Saskatchewan's situation is interesting in that it has both the largest proportion of seniors (15.4%) and one of the largest proportions of children among the provinces (19.4%). This seemingly paradoxical state of affairs is attributable to several factors: higher fertility than any other Canadian province, a life expectancy that was until quite recently one of the highest in the country coupled with substantial losses of young adults migrating to Alberta, all of which tends to reduce the proportion of Saskatchewan residents between the ages of 20 and 40.
Another distinctive characteristic of Saskatchewan is that it has the largest proportion of very elderly people (80 and over) in Canada. In the 2006 Census, one out of 20 Saskatchewan residents was 80 and older. By comparison, only one Albertan in 36 was in that age group. The national average is one in 27.
Figure 15 Age pyramid of Saskatchewan population in 2001 and 2006
Alberta, which is experiencing an unprecedented economic boom and enjoying very rapid population growth due to the influx of many workers from other provinces, differs in that it has the youngest population of the three Prairie provinces. The number of Alberta residents under age 15 declined in every province except Alberta where their population increased by 13,940 persons between the 2001 and 2006 censuses. As well, the proportion of seniors is only 10.7%, a proportion that is far lower than in any other province.
Alberta is also the only province with more men than women. This unique characteristic is due to the fact that more of the large numbers of workers who migrated to Alberta were men and that the province's elderly population (in which women are invariably overrepresented) is relatively small.

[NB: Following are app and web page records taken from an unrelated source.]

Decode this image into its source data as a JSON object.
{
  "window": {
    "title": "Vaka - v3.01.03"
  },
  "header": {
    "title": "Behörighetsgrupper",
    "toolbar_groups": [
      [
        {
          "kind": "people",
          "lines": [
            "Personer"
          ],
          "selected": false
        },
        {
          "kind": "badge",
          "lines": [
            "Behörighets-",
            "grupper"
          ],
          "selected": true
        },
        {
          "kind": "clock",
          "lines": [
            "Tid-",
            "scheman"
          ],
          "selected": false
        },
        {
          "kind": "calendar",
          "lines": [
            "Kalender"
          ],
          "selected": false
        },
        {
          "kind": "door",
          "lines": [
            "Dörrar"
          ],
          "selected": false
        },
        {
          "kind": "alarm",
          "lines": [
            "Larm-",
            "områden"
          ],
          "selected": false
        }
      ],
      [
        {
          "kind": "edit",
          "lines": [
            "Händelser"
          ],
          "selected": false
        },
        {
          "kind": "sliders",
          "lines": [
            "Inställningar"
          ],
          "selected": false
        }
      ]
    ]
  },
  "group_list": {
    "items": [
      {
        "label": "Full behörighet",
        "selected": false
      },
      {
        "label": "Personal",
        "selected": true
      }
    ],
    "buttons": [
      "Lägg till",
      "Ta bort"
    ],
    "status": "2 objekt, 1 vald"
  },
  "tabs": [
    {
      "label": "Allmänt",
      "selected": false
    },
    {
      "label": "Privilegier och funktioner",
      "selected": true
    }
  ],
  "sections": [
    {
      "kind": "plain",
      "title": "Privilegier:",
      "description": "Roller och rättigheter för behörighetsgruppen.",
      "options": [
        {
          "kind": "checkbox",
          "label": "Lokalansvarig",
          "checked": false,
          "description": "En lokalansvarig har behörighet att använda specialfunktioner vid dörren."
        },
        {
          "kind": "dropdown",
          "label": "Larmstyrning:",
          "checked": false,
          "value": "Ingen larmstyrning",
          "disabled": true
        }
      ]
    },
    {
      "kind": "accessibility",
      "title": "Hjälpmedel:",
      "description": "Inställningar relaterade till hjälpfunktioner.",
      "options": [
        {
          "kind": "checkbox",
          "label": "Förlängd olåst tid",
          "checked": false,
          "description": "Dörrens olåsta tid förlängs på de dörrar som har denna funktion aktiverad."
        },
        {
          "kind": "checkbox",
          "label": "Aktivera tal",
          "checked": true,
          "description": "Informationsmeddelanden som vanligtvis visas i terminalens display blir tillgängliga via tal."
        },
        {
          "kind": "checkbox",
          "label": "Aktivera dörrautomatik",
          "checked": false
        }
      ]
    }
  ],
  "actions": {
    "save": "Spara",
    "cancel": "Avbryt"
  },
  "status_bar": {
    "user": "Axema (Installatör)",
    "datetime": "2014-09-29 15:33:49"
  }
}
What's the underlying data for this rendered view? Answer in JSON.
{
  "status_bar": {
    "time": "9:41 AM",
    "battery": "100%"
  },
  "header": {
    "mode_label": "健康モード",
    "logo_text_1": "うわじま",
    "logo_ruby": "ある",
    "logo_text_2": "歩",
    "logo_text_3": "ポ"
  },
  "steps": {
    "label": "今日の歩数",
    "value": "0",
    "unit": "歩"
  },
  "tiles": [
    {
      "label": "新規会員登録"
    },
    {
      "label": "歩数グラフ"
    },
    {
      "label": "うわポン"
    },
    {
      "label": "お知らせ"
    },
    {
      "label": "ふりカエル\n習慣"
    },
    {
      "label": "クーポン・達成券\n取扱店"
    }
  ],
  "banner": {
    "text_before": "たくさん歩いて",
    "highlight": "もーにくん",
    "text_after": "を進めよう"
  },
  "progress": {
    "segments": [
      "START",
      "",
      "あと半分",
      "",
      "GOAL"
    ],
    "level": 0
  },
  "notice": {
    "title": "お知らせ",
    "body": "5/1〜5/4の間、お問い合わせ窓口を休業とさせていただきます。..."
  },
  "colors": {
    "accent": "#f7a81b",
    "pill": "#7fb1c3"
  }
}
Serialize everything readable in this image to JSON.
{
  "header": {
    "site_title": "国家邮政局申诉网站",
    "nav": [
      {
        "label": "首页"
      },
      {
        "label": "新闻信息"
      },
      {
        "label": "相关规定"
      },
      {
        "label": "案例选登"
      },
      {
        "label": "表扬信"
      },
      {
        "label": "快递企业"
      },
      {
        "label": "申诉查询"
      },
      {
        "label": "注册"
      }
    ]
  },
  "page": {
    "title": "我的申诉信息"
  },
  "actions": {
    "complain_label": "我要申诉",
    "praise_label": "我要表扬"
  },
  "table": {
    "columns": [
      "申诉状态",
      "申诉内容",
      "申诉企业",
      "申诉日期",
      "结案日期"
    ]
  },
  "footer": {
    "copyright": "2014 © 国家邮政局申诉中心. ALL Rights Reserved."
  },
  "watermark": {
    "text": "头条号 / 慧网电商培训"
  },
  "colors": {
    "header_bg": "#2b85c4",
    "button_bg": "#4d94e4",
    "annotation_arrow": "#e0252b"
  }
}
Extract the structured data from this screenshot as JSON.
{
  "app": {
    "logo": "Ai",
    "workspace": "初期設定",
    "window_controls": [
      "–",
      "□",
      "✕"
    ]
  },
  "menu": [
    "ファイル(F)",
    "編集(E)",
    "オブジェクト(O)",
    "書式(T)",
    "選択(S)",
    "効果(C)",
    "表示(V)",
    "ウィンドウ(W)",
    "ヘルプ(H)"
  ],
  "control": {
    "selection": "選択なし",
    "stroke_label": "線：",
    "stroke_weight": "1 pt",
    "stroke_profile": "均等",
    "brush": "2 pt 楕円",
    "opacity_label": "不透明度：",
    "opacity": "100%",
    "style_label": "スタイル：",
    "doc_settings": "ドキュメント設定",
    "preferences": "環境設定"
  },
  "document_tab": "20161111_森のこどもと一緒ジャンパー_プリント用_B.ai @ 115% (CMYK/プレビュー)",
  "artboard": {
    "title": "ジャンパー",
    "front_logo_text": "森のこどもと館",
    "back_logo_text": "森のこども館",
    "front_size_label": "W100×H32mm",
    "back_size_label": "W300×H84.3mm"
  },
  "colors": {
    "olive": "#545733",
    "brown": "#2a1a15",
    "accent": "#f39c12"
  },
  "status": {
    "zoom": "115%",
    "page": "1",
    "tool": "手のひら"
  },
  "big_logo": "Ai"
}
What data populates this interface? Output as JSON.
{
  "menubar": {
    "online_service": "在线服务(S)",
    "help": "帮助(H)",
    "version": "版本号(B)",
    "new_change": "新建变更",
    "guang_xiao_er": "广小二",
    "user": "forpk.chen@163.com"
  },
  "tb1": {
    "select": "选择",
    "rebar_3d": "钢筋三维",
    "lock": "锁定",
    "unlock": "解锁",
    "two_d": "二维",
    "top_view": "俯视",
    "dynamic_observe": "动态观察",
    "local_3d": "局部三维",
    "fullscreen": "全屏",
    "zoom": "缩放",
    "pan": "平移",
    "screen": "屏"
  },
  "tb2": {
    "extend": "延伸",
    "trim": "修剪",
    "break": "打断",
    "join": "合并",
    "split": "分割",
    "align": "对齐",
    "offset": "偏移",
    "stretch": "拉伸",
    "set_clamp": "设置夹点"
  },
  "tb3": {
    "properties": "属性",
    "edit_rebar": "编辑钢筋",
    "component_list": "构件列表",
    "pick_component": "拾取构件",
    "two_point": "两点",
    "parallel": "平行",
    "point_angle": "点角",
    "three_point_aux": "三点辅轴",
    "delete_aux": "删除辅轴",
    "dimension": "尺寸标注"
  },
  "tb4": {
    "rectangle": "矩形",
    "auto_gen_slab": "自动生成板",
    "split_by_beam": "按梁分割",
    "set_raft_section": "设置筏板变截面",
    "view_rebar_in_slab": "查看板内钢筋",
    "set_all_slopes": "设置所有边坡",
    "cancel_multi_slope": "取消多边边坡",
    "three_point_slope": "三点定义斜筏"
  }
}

Figure 16 Age pyramid of Alberta population in 2001 and 2006
Table 4 Sex ratio in the last 50 years, Canada, provinces and territories